Insects rank among the most successful creatures on Earth. Ten years ago, there were approximately 750,000 named insect species. Today, that number is over 1,000,000. According to a recent article in Scientific American, entomologists estimate that there are likely over eight million different species. Some scientists approximate that there are over 200 million insects for every human on the planet.
Homeopathy utilizes only a handful of the enormous number of insect species in the world. Clearly, we have much work to do with this pervasive and relevant resource. In this edition of Interhomeopathy, we proudly present a new addition to our materia medica with the proving of the Leaf Footed Bug or Acanthocephala terminalis by Patricia Maher.
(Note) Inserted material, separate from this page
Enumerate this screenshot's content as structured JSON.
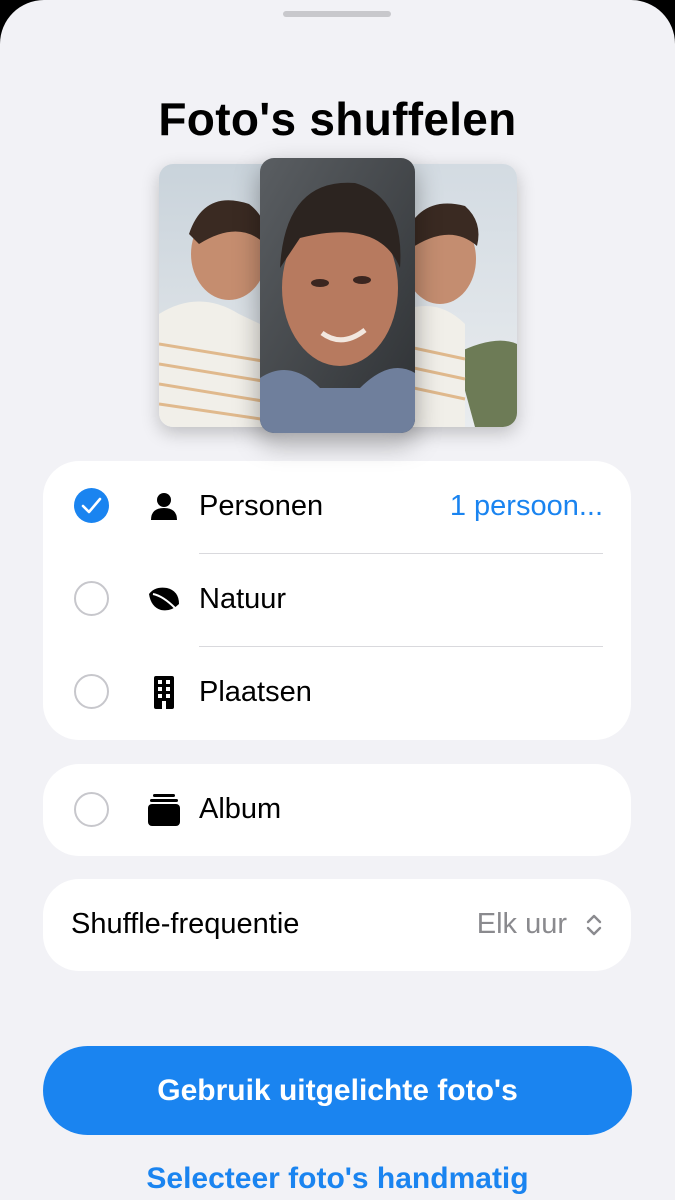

Insects perform a vast number of important functions in our ecosystem. They aerate the soil, pollinate blossoms, and control insect and plant pests. They also decompose dead materials, thereby reintroducing nutrients into the soil. Burrowing bugs, such as ants and beetles, dig tunnels that provide channels for water, benefiting plants. Bees play a major role in pollinating fruit trees and flower blossoms. Gardeners love the big-eyed bug and praying mantis because they control the size of certain insect populations, such as aphids and caterpillars, which feed on new plant growth. Finally, all insects fertilize the soil with nutrients from their droppings.
The relationship between an insect and its environment can be seen in the curative properties of homeopathic remedies. We offer two articles exploring this phenomenon about Doryphora (Colorado potato beetle)and its relationship to the Solanaceae family. Nancy Fredrick presents a wonderful case of a child with a “potato head” and Marty Begin compares three successful cases.
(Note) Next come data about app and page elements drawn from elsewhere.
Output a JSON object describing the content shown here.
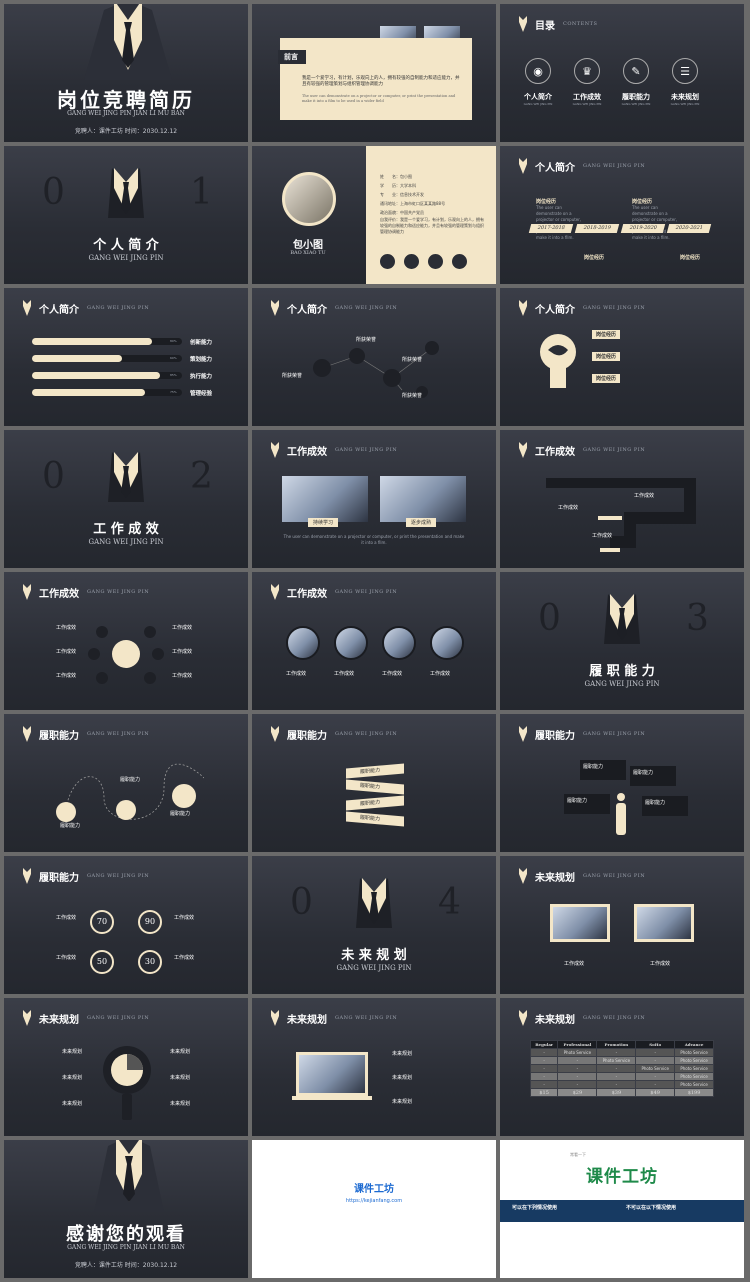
{
  "cover": {
    "title": "岗位竞聘简历",
    "subtitle": "GANG WEI JING PIN JIAN LI MU BAN",
    "meta": "竞聘人：课件工坊   时间：2030.12.12"
  },
  "preface": {
    "title": "前言",
    "body": "我是一个爱学习，有计划，乐观向上的人，拥有较强的自制能力和适应能力，并且有较强的管理策划与组织管理协调能力",
    "en": "The user can demonstrate on a projector or computer, or print the presentation and make it into a film to be used in a wider field"
  },
  "toc": {
    "title": "目录",
    "sub": "CONTENTS",
    "items": [
      {
        "label": "个人简介",
        "sub": "GANG WEI JING PIN",
        "icon": "user-icon"
      },
      {
        "label": "工作成效",
        "sub": "GANG WEI JING PIN",
        "icon": "trophy-icon"
      },
      {
        "label": "履职能力",
        "sub": "GANG WEI JING PIN",
        "icon": "wrench-icon"
      },
      {
        "label": "未来规划",
        "sub": "GANG WEI JING PIN",
        "icon": "clipboard-icon"
      }
    ]
  },
  "sections": [
    {
      "left": "0",
      "right": "1",
      "title": "个 人 简 介",
      "sub": "GANG WEI JING PIN"
    },
    {
      "left": "0",
      "right": "2",
      "title": "工 作 成 效",
      "sub": "GANG WEI JING PIN"
    },
    {
      "left": "0",
      "right": "3",
      "title": "履 职 能 力",
      "sub": "GANG WEI JING PIN"
    },
    {
      "left": "0",
      "right": "4",
      "title": "未 来 规 划",
      "sub": "GANG WEI JING PIN"
    }
  ],
  "profile": {
    "name": "包小图",
    "name_en": "BAO XIAO TU",
    "fields": [
      "姓　　名：包小图",
      "学　　历：大学本科",
      "专　　业：信息技术开发",
      "通讯地址：上海市虹口区某某路88号",
      "政治面貌：中国共产党员",
      "自我评价：我是一个爱学习，有计划，乐观向上的人，拥有较强的自制能力和适应能力，并且有较强的管理策划与组织管理协调能力"
    ]
  },
  "headers": {
    "personal": "个人简介",
    "work": "工作成效",
    "ability": "履职能力",
    "future": "未来规划",
    "en": "GANG WEI JING PIN"
  },
  "timeline": {
    "items": [
      "岗位经历",
      "岗位经历",
      "岗位经历",
      "岗位经历"
    ],
    "years": [
      "2017-2018",
      "2018-2019",
      "2019-2020",
      "2020-2021"
    ]
  },
  "skills": [
    {
      "label": "创新能力",
      "pct": 0.8,
      "pct_text": "80%"
    },
    {
      "label": "策划能力",
      "pct": 0.6,
      "pct_text": "60%"
    },
    {
      "label": "执行能力",
      "pct": 0.85,
      "pct_text": "85%"
    },
    {
      "label": "管理经验",
      "pct": 0.75,
      "pct_text": "75%"
    }
  ],
  "honors": [
    "所获荣誉",
    "所获荣誉",
    "所获荣誉",
    "所获荣誉"
  ],
  "bulb_items": [
    "岗位经历",
    "岗位经历",
    "岗位经历"
  ],
  "work_photos": [
    "持续学习",
    "逐步成熟"
  ],
  "work_item": "工作成效",
  "ability_item": "履职能力",
  "future_item": "未来规划",
  "rings": [
    "70",
    "90",
    "50",
    "30"
  ],
  "table": {
    "headers": [
      "Regular",
      "Professional",
      "Promotion",
      "SoHo",
      "Advance"
    ],
    "cell": "Photo Service",
    "prices": [
      "$15",
      "$29",
      "$39",
      "$49",
      "$199"
    ]
  },
  "thanks": {
    "title": "感谢您的观看",
    "subtitle": "GANG WEI JING PIN JIAN LI MU BAN",
    "meta": "竞聘人：课件工坊   时间：2030.12.12"
  },
  "brand": {
    "name": "课件工坊",
    "url": "https://kejianfang.com",
    "sub": "常看一下",
    "can_use": "可以在下列情况使用",
    "cannot_use": "不可以在以下情况使用"
  },
  "en_para": "The user can demonstrate on a projector or computer, or print the presentation and make it into a film."
}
An intriguing homeopathic perspective of this group of remedies is the relationship of insects to their nests and spiders to their webs. Matilde Flores presents a new proving of Vespula Vulgaris Nest and Carol Jones an acute case of Vespa vulgaris. Side by side, the two articles show the difference between the characteristics of the insect itself and its home, where themes of sexuality and security are prominent.
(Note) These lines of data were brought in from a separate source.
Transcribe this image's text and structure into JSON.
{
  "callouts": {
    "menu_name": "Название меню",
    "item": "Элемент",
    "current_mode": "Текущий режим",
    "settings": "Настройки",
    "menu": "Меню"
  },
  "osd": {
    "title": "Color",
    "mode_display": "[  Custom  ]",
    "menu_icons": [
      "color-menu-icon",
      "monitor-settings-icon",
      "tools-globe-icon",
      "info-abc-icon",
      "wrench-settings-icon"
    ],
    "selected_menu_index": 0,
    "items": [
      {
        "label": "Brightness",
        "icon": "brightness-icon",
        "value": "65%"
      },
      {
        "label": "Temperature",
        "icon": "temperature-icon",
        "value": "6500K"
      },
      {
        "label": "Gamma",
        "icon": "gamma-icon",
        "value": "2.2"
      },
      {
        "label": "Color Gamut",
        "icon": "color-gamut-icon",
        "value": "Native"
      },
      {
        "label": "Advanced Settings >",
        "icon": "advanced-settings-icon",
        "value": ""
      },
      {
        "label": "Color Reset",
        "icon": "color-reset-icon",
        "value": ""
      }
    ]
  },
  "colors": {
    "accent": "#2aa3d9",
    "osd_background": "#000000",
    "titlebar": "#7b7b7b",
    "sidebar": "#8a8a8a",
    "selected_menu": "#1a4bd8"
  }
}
Rounding out this great group of offerings is a striking case of Praying Mantis illustrating a fascinating, if gruesome, characteristic of the insect: killing their mate! Marty Begin gives us a better understanding of his well-known proving of Lamprohiza splendidula; the magical firefly.
We hope you enjoy reading this issue of Interhomeopathy. Best wishes to all for a wonderful summer!